Editor's note: Yahoo! Sports will examine the offseason of every MLB team before spring training begins in mid-February. Our series continues with the New York Mets.
2008 record: 89-73
Finish: Second place in National League East
2008 opening-day payroll: $137.8 million
2009 estimated opening-day payroll: $130 million
As midnight dawned Dec. 10 in Las Vegas, New York Mets general manager Omar Minaya and his lieutenants took up an eight-top at Fix restaurant inside the Bellagio and toasted to their day at the winter meetings. Congratulations were deserved.
Over the previous 24 hours, the Mets had signed Francisco Rodriguez to a reasonable three-year, $37 million to close games and traded for J.J. Putz, another of the best closers in baseball, to pitch the eighth inning. The Mets' bullpen, better known as The Waterboarders, had for two straight seasons blown New York's chance at postseason play, and Minaya would no longer sit around idly as the team wasted the prime years of infielders David Wright and Jose Reyes.
Gone are any excuses, especially if they offer Derek Lowe enough salary to suit his ego. Between $14 million and $15 million a year should do the trick and give the Mets a rotation that includes Johan Santana, John Maine and Mike Pelfrey. To go along with that retooled bullpen. Oh, and it would be wrong to forget a lineup with Reyes and Wright, Carlos Beltran and Carlos Delgado, and whatever other supporting quartet the Mets throw out to inaugurate Citi Field.
Between the new stadium and the SNY television network, the Mets have built the financial foundation for $125 million-plus payrolls, even with owners Fred and Jeff Wilpon losing tens of millions of dollars invested with their friend Bernie Madoff.
If the Mets can land Lowe, another decent bat and one more reliever in free agency, plus fill the fifth rotation spot with a bargain starter or an improved Jon Niese, this could be their best team since the 1988 squad that won 100 games and had a team ERA of 2.91. Those are plenty of ifs, certainly, but much of what the Mets lacked following their epic 2007 collapse – an ace and a bullpen – are now strengths worthy of a tableful of raised glasses.
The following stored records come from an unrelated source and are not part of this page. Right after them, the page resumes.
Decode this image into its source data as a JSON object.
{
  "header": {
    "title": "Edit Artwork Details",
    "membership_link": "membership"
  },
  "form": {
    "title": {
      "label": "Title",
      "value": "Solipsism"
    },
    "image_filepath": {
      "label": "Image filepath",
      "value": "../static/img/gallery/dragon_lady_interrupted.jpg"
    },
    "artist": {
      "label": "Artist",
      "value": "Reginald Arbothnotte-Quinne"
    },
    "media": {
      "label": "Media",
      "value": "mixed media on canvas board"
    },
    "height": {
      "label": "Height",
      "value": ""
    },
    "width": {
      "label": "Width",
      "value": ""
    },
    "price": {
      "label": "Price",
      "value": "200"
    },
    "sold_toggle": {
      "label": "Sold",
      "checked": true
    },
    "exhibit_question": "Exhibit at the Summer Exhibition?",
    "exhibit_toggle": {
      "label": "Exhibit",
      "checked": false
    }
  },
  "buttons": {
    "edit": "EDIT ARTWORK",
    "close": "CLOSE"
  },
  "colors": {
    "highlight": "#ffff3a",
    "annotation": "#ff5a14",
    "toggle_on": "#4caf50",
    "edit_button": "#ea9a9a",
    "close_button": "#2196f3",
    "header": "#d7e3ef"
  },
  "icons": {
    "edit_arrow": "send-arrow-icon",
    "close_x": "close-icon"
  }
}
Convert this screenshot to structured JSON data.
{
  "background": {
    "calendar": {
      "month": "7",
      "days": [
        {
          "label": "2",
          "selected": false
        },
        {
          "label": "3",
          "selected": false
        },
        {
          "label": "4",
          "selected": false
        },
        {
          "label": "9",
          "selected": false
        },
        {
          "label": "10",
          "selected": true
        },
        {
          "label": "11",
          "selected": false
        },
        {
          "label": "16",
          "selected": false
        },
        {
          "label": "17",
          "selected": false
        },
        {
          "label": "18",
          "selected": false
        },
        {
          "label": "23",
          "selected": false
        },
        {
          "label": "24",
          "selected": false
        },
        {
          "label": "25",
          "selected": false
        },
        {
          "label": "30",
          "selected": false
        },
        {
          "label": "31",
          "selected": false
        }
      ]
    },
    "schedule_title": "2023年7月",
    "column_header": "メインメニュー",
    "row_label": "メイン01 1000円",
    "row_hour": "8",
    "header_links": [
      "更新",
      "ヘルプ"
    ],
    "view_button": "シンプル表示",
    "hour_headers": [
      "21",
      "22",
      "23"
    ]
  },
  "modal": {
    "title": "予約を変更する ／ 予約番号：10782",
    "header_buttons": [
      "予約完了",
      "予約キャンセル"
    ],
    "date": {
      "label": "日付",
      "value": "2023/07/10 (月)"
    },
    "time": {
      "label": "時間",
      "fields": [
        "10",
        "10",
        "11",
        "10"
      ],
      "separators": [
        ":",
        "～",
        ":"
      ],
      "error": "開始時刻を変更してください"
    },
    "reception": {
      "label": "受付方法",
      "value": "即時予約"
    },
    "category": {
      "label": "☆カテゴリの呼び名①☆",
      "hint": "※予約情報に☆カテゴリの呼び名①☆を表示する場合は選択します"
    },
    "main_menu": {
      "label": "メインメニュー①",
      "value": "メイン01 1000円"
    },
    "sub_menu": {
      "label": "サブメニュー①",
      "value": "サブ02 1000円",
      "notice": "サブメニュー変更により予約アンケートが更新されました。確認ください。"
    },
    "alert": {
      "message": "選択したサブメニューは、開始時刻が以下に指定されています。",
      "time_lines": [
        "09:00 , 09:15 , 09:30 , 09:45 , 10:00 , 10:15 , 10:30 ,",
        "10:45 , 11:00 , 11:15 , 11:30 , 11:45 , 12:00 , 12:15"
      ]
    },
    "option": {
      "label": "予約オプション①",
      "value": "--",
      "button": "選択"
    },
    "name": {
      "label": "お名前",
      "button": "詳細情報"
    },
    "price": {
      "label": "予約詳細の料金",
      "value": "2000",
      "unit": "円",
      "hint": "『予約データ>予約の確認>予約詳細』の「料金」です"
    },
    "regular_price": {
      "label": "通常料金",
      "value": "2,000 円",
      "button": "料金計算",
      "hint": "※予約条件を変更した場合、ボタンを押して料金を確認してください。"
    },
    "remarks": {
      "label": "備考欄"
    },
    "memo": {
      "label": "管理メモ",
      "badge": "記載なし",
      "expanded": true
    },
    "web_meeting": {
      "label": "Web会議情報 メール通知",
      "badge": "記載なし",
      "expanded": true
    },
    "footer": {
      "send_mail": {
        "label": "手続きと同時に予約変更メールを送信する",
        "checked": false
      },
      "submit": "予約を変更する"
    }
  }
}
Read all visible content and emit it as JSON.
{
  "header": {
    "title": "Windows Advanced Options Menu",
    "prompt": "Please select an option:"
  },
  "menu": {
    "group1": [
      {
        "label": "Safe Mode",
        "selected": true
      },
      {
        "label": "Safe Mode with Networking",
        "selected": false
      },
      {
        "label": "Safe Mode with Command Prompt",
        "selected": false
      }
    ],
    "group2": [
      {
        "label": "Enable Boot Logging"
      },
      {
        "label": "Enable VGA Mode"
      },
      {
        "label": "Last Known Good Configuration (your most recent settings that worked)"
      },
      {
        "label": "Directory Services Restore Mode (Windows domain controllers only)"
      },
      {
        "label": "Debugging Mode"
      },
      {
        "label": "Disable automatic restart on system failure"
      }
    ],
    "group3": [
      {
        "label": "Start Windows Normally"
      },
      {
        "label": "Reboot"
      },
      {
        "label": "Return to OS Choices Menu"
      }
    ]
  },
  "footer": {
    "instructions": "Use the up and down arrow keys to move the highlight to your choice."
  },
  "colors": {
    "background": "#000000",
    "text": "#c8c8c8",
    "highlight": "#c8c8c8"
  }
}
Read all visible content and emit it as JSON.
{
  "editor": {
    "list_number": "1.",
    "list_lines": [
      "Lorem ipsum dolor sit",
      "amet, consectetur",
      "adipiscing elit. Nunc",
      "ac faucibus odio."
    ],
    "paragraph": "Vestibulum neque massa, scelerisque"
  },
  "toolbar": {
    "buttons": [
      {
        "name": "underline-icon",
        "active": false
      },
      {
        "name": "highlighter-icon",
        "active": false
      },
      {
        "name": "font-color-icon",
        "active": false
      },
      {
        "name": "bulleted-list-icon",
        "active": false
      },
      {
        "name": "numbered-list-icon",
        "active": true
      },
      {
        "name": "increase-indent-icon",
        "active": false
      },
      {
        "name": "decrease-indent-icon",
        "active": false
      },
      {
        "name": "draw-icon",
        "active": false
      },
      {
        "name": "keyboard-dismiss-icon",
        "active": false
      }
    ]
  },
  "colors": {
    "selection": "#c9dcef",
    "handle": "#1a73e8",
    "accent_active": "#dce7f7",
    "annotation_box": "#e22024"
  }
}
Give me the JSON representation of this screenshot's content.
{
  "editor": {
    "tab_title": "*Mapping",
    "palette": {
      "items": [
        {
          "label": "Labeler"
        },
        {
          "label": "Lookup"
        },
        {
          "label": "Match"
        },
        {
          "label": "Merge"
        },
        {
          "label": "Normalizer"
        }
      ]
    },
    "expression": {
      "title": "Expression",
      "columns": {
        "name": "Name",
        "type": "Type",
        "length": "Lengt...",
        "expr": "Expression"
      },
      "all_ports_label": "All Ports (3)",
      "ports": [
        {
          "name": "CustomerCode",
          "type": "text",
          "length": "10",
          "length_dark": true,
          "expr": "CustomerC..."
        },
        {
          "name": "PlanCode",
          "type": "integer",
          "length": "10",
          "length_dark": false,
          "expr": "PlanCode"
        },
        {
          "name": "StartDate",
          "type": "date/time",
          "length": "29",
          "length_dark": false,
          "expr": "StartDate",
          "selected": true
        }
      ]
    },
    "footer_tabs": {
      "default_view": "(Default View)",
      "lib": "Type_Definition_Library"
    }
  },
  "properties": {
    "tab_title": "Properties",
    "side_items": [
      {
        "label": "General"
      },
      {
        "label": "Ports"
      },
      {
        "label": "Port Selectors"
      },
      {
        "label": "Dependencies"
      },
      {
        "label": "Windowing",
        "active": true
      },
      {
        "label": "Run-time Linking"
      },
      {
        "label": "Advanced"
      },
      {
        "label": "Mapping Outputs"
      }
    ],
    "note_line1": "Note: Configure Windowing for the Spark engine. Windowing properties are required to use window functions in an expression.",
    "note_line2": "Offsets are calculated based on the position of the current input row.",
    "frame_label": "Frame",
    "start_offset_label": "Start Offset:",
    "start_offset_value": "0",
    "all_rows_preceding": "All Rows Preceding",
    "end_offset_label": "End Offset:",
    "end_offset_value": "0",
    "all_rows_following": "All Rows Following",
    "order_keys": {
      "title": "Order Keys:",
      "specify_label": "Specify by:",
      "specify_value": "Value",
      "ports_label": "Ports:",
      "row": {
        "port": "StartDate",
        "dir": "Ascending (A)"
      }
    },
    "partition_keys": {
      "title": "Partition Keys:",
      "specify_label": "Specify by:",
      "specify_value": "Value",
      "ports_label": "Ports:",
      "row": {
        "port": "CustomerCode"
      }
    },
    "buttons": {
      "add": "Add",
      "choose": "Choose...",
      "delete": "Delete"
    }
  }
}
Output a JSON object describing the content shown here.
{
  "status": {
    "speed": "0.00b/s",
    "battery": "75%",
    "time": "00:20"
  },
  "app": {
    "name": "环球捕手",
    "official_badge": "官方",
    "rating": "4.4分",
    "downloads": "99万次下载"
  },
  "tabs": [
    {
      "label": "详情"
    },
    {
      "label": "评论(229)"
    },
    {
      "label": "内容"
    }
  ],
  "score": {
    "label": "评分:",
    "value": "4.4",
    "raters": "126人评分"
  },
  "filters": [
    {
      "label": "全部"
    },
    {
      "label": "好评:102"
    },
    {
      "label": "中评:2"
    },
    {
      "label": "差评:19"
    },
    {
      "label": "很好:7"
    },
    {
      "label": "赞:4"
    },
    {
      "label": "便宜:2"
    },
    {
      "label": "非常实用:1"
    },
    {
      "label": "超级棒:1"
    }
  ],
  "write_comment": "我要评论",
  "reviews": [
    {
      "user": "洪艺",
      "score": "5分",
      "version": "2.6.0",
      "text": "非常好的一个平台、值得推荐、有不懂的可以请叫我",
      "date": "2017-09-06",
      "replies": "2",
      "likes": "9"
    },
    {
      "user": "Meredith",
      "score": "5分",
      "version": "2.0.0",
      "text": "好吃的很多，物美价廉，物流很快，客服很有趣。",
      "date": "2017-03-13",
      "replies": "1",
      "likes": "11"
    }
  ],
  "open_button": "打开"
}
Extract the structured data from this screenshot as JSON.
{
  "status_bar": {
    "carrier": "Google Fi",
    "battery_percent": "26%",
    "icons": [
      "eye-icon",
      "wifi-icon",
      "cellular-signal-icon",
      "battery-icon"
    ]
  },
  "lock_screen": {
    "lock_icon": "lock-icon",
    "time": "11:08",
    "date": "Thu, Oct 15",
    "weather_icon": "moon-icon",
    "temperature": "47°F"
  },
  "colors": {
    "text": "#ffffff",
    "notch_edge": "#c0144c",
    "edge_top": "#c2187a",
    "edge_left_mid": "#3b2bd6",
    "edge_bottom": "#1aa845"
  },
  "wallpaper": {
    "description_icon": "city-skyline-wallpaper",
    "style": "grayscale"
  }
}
This is his team. Over the last four years, Minaya has turned the Mets into his personal chop shop, and all that remains are a few wheels. Of the 53 players who were on the 2004 Mets, three are left: Reyes and Wright, who were 21-year-old rookies, and Pedro Feliciano, who as a left-handed reliever is the baseball equivalent of a Twinkie in nuclear winter.
Fifty players, chewed up and spat out by Minaya, and what does he have to show for it? More folds than a poker room, hundreds of millions of dollars spent on "the New Mets" who happened to be much like the Old Mets, the bungling of Willie Randolph's dismissal and a single, solitary playoff appearance.
The four-year extension handed to Minaya in September, amid the Mets blowing another final-month lead, came off as hasty, if not short-sighted. Yes, Minaya has made good moves: the Johan Santana trade, the club-friendly contracts for Reyes and Wright, plucking Fernando Tatis off the garbage heap and loading the Mets' minor league system with high-talent, big-reward prospects from Latin America.
The other side of the Minaya referendum is equally jarring: $53 million for a broken-down Pedro Martinez, another $25 million for a breaking-down Luis Castillo, the $19 million closer (Billy Wagner, out for the year, will make $10.5 million along with K-Rod's $8.5 million) and nary a player worth a hoot developed by the organization since Reyes and Wright joined the team.
New York's results are Minaya's, and by giving him another four years, the Wilpon family said the last two years were aberrations or the playoffs once every four years is acceptable. Neither is the case, which puts an even heavier onus on Minaya. This is his team, remember, his players, his manager, his farm system – and on paper, it looks great.
Then again, it did in 2007 and 2008, too.
NEXT: Toronto Blue Jays.